Your instructions
For the word "time", count the lines of the data that include it and give only the total.

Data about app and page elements
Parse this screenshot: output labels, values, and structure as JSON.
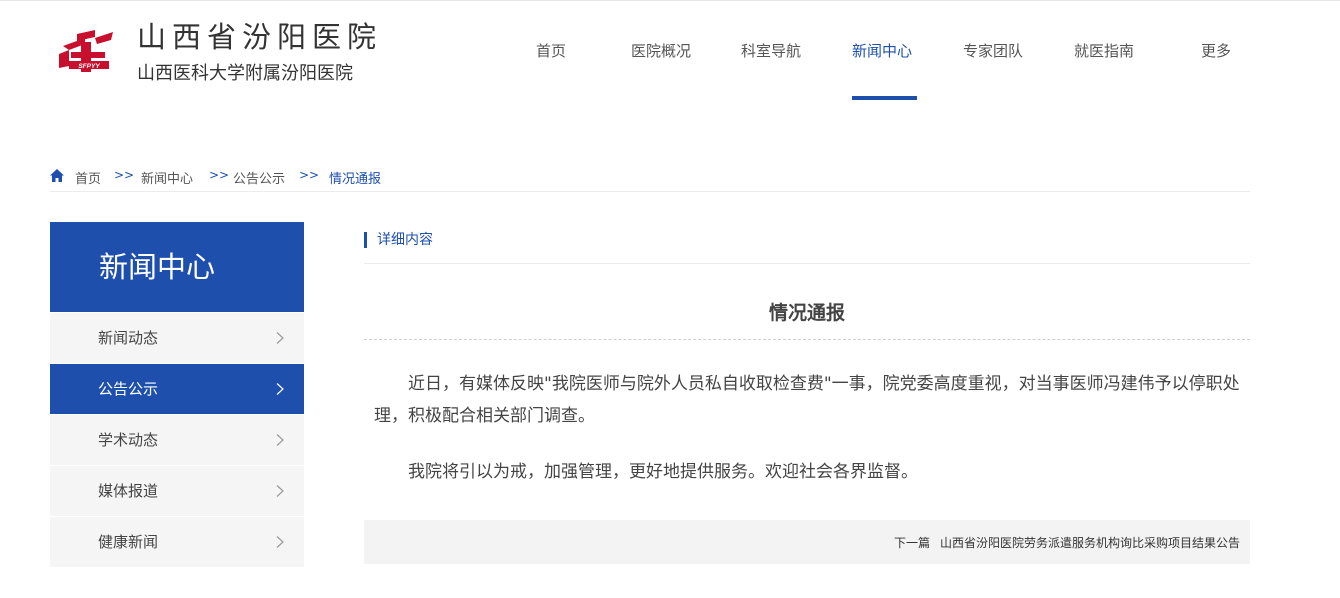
{
  "header": {
    "logo_text": "SFPYY",
    "title": "山西省汾阳医院",
    "subtitle": "山西医科大学附属汾阳医院"
  },
  "nav": {
    "items": [
      {
        "label": "首页"
      },
      {
        "label": "医院概况"
      },
      {
        "label": "科室导航"
      },
      {
        "label": "新闻中心",
        "active": true
      },
      {
        "label": "专家团队"
      },
      {
        "label": "就医指南"
      },
      {
        "label": "更多"
      }
    ]
  },
  "breadcrumb": {
    "home_icon": "home-icon",
    "items": [
      "首页",
      "新闻中心",
      "公告公示",
      "情况通报"
    ],
    "separator": ">>"
  },
  "sidebar": {
    "title": "新闻中心",
    "items": [
      {
        "label": "新闻动态"
      },
      {
        "label": "公告公示",
        "active": true
      },
      {
        "label": "学术动态"
      },
      {
        "label": "媒体报道"
      },
      {
        "label": "健康新闻"
      }
    ]
  },
  "main": {
    "section_label": "详细内容",
    "article_title": "情况通报",
    "paragraphs": [
      "近日，有媒体反映\"我院医师与院外人员私自收取检查费\"一事，院党委高度重视，对当事医师冯建伟予以停职处理，积极配合相关部门调查。",
      "我院将引以为戒，加强管理，更好地提供服务。欢迎社会各界监督。"
    ],
    "next_label": "下一篇",
    "next_title": "山西省汾阳医院劳务派遣服务机构询比采购项目结果公告"
  },
  "colors": {
    "accent": "#1e4fad",
    "logo_red": "#c8102e",
    "sidebar_bg": "#f5f5f5",
    "text": "#333333"
  }
}
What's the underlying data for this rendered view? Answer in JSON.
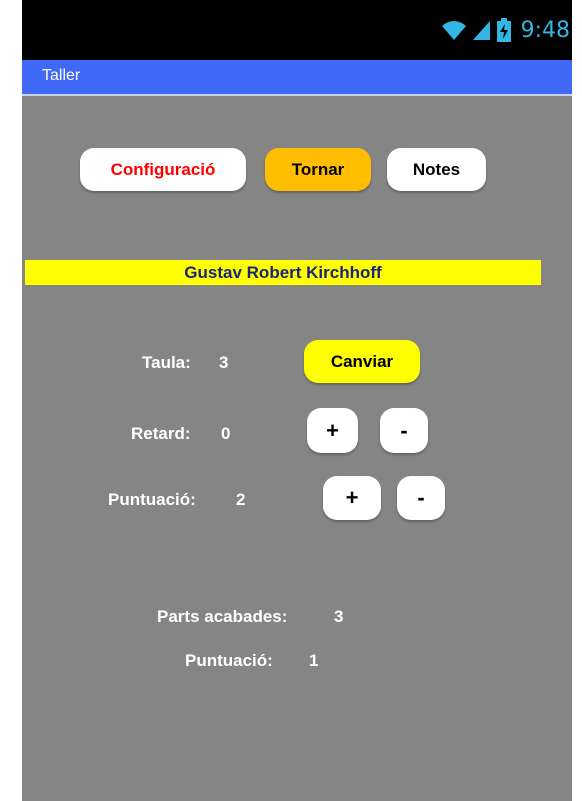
{
  "status": {
    "time": "9:48",
    "icons": [
      "wifi-icon",
      "signal-icon",
      "battery-charging-icon"
    ]
  },
  "app": {
    "title": "Taller"
  },
  "top_buttons": {
    "configuracio": "Configuració",
    "tornar": "Tornar",
    "notes": "Notes"
  },
  "player": {
    "name": "Gustav Robert Kirchhoff"
  },
  "table": {
    "label": "Taula:",
    "value": "3",
    "change_button": "Canviar"
  },
  "delay": {
    "label": "Retard:",
    "value": "0",
    "plus": "+",
    "minus": "-"
  },
  "score": {
    "label": "Puntuació:",
    "value": "2",
    "plus": "+",
    "minus": "-"
  },
  "summary": {
    "parts_label": "Parts acabades:",
    "parts_value": "3",
    "score_label": "Puntuació:",
    "score_value": "1"
  },
  "colors": {
    "background": "#858585",
    "title_bar": "#4169f7",
    "tornar": "#ffbf00",
    "canviar": "#ffff00",
    "name_band": "#ffff00",
    "configuracio_text": "#ff0000",
    "name_text": "#1a237e"
  }
}
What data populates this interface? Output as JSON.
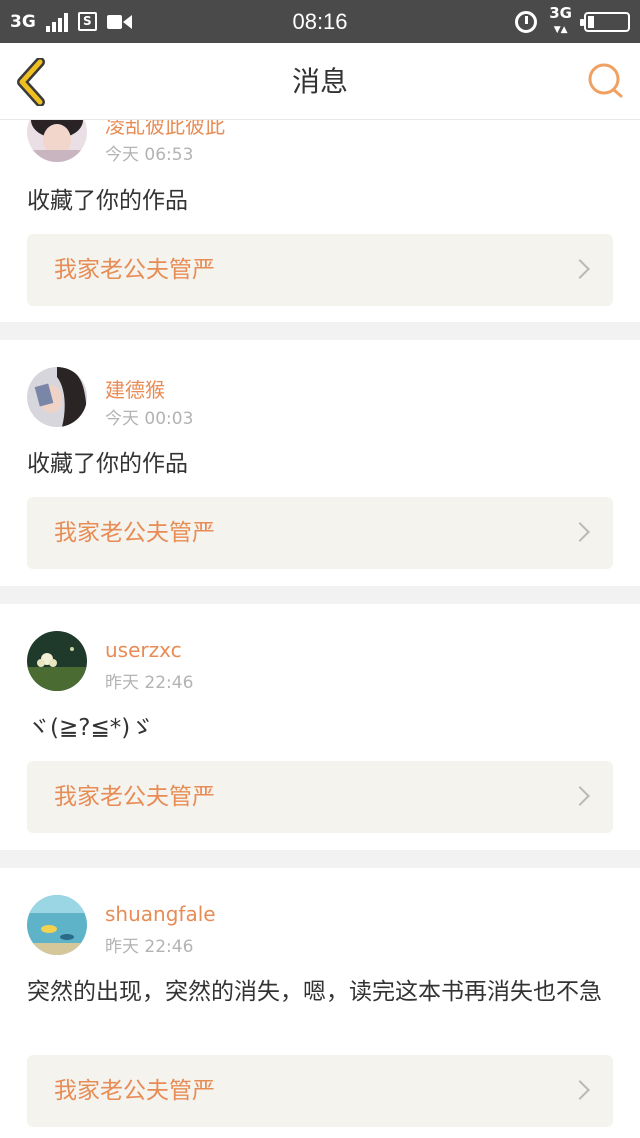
{
  "status_bar": {
    "network_left": "3G",
    "sim_label": "S",
    "time": "08:16",
    "network_right": "3G"
  },
  "nav": {
    "title": "消息",
    "back_icon": "chevron-left-icon",
    "search_icon": "search-icon",
    "accent": "#e88c55",
    "back_color": "#f0c020"
  },
  "messages": [
    {
      "username": "凌乱彼此彼此",
      "time": "今天 06:53",
      "text": "收藏了你的作品",
      "work_title": "我家老公夫管严"
    },
    {
      "username": "建德猴",
      "time": "今天 00:03",
      "text": "收藏了你的作品",
      "work_title": "我家老公夫管严"
    },
    {
      "username": "userzxc",
      "time": "昨天 22:46",
      "text": "ヾ(≧?≦*)ゞ",
      "work_title": "我家老公夫管严"
    },
    {
      "username": "shuangfale",
      "time": "昨天 22:46",
      "text": "突然的出现，突然的消失，嗯，读完这本书再消失也不急",
      "work_title": "我家老公夫管严"
    }
  ]
}
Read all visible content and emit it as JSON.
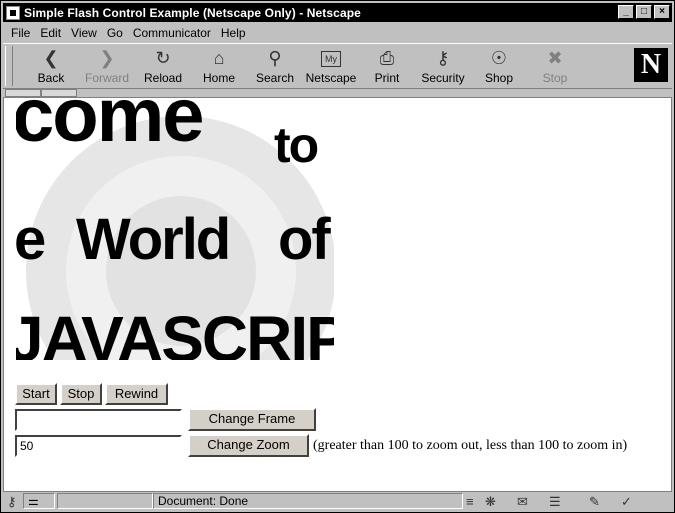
{
  "window": {
    "title": "Simple Flash Control Example (Netscape Only) - Netscape",
    "minimize_glyph": "_",
    "maximize_glyph": "□",
    "close_glyph": "×"
  },
  "menu": {
    "items": [
      "File",
      "Edit",
      "View",
      "Go",
      "Communicator",
      "Help"
    ]
  },
  "toolbar": {
    "buttons": [
      {
        "label": "Back",
        "icon": "back-arrow-icon",
        "enabled": true
      },
      {
        "label": "Forward",
        "icon": "forward-arrow-icon",
        "enabled": false
      },
      {
        "label": "Reload",
        "icon": "reload-icon",
        "enabled": true
      },
      {
        "label": "Home",
        "icon": "home-icon",
        "enabled": true
      },
      {
        "label": "Search",
        "icon": "search-icon",
        "enabled": true
      },
      {
        "label": "Netscape",
        "icon": "my-netscape-icon",
        "enabled": true
      },
      {
        "label": "Print",
        "icon": "print-icon",
        "enabled": true
      },
      {
        "label": "Security",
        "icon": "security-lock-icon",
        "enabled": true
      },
      {
        "label": "Shop",
        "icon": "shop-icon",
        "enabled": true
      },
      {
        "label": "Stop",
        "icon": "stop-icon",
        "enabled": false
      }
    ],
    "logo_letter": "N",
    "my_badge": "My"
  },
  "flash_movie": {
    "words": [
      "come",
      "to",
      "e",
      "World",
      "of",
      "JAVASCRIP"
    ]
  },
  "controls": {
    "start_label": "Start",
    "stop_label": "Stop",
    "rewind_label": "Rewind",
    "frame_input_value": "",
    "change_frame_label": "Change Frame",
    "zoom_input_value": "50",
    "change_zoom_label": "Change Zoom",
    "zoom_hint": "(greater than 100 to zoom out, less than 100 to zoom in)"
  },
  "status": {
    "text": "Document: Done"
  }
}
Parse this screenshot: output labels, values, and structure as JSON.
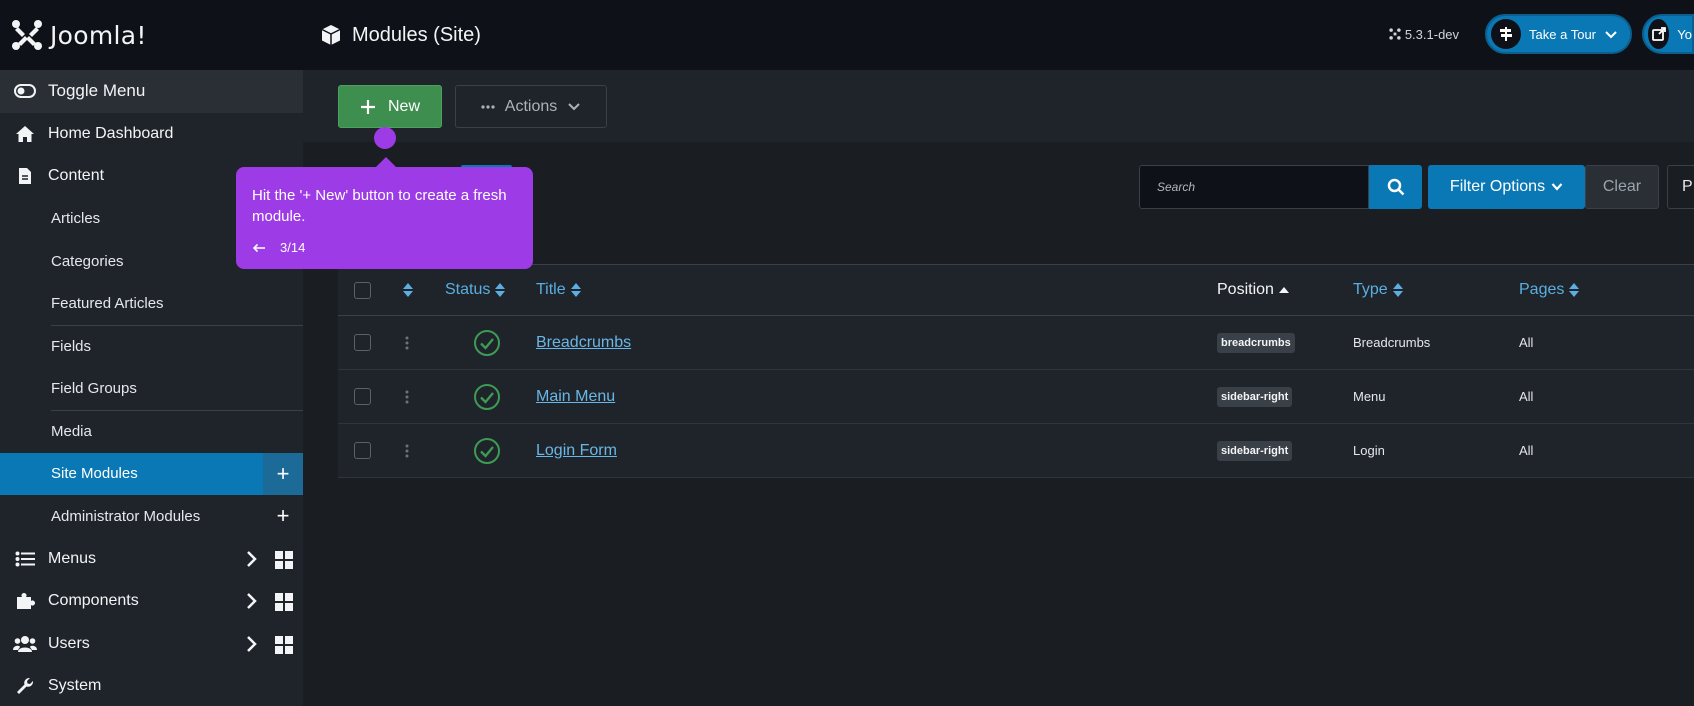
{
  "header": {
    "logo_text": "Joomla!",
    "page_title": "Modules (Site)",
    "version": "5.3.1-dev",
    "tour_label": "Take a Tour",
    "site_label": "Yo"
  },
  "toolbar": {
    "new_label": "New",
    "actions_label": "Actions"
  },
  "sidebar": {
    "toggle_label": "Toggle Menu",
    "items": [
      {
        "label": "Home Dashboard"
      },
      {
        "label": "Content"
      },
      {
        "label": "Articles"
      },
      {
        "label": "Categories"
      },
      {
        "label": "Featured Articles"
      },
      {
        "label": "Fields"
      },
      {
        "label": "Field Groups"
      },
      {
        "label": "Media"
      },
      {
        "label": "Site Modules"
      },
      {
        "label": "Administrator Modules"
      },
      {
        "label": "Menus"
      },
      {
        "label": "Components"
      },
      {
        "label": "Users"
      },
      {
        "label": "System"
      }
    ]
  },
  "filters": {
    "search_placeholder": "Search",
    "filter_options_label": "Filter Options",
    "clear_label": "Clear",
    "extra_label": "P"
  },
  "table": {
    "headers": {
      "status": "Status",
      "title": "Title",
      "position": "Position",
      "type": "Type",
      "pages": "Pages"
    },
    "rows": [
      {
        "title": "Breadcrumbs",
        "position": "breadcrumbs",
        "type": "Breadcrumbs",
        "pages": "All"
      },
      {
        "title": "Main Menu",
        "position": "sidebar-right",
        "type": "Menu",
        "pages": "All"
      },
      {
        "title": "Login Form",
        "position": "sidebar-right",
        "type": "Login",
        "pages": "All"
      }
    ]
  },
  "tooltip": {
    "text": "Hit the '+ New' button to create a fresh module.",
    "step": "3/14"
  },
  "colors": {
    "accent": "#0a78b5",
    "success": "#3e8f4f",
    "tooltip": "#9d3be6"
  }
}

Response to the exercise
6